> Dataset records
- Opening Delimiter -

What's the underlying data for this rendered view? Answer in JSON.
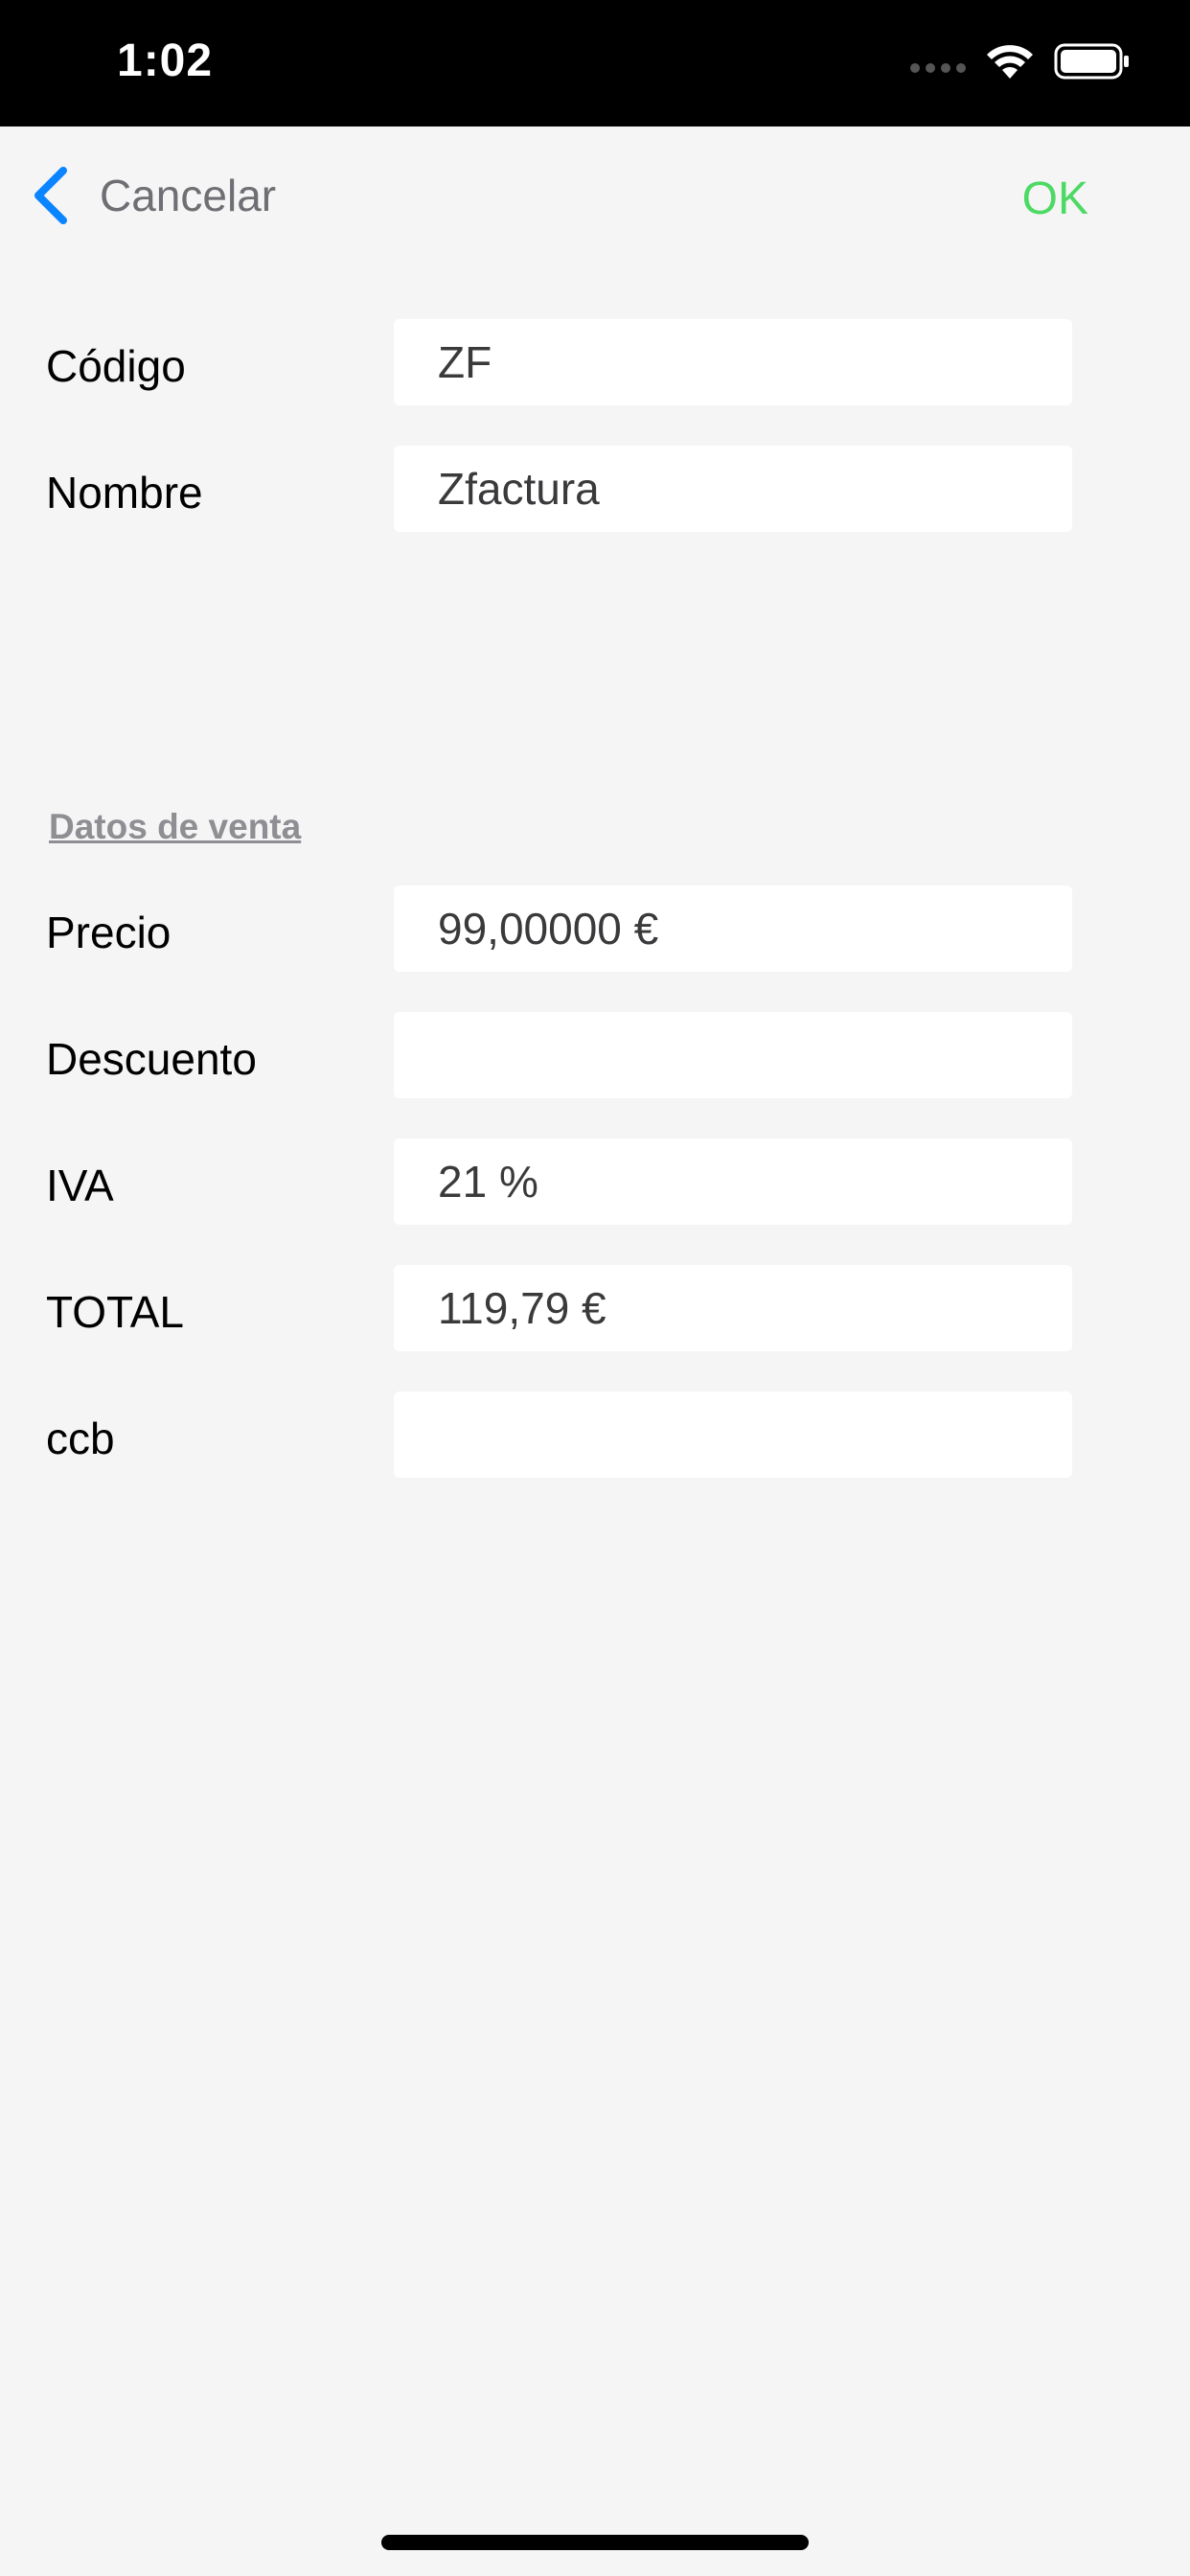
{
  "status_bar": {
    "time": "1:02"
  },
  "nav": {
    "cancel_label": "Cancelar",
    "ok_label": "OK",
    "back_icon": "chevron-left-icon",
    "accent_color": "#0a84ff",
    "ok_color": "#4cd964"
  },
  "fields_top": [
    {
      "label": "Código",
      "value": "ZF"
    },
    {
      "label": "Nombre",
      "value": "Zfactura"
    }
  ],
  "section": {
    "title": "Datos de venta"
  },
  "fields_sale": [
    {
      "label": "Precio",
      "value": "99,00000 €"
    },
    {
      "label": "Descuento",
      "value": ""
    },
    {
      "label": "IVA",
      "value": "21 %"
    },
    {
      "label": "TOTAL",
      "value": "119,79 €"
    },
    {
      "label": "ccb",
      "value": ""
    }
  ]
}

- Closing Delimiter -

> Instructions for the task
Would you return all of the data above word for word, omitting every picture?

> Reply
What's the underlying data for this rendered view? Answer in JSON.
{
  "status_bar": {
    "time": "1:02"
  },
  "nav": {
    "cancel_label": "Cancelar",
    "ok_label": "OK",
    "back_icon": "chevron-left-icon",
    "accent_color": "#0a84ff",
    "ok_color": "#4cd964"
  },
  "fields_top": [
    {
      "label": "Código",
      "value": "ZF"
    },
    {
      "label": "Nombre",
      "value": "Zfactura"
    }
  ],
  "section": {
    "title": "Datos de venta"
  },
  "fields_sale": [
    {
      "label": "Precio",
      "value": "99,00000 €"
    },
    {
      "label": "Descuento",
      "value": ""
    },
    {
      "label": "IVA",
      "value": "21 %"
    },
    {
      "label": "TOTAL",
      "value": "119,79 €"
    },
    {
      "label": "ccb",
      "value": ""
    }
  ]
}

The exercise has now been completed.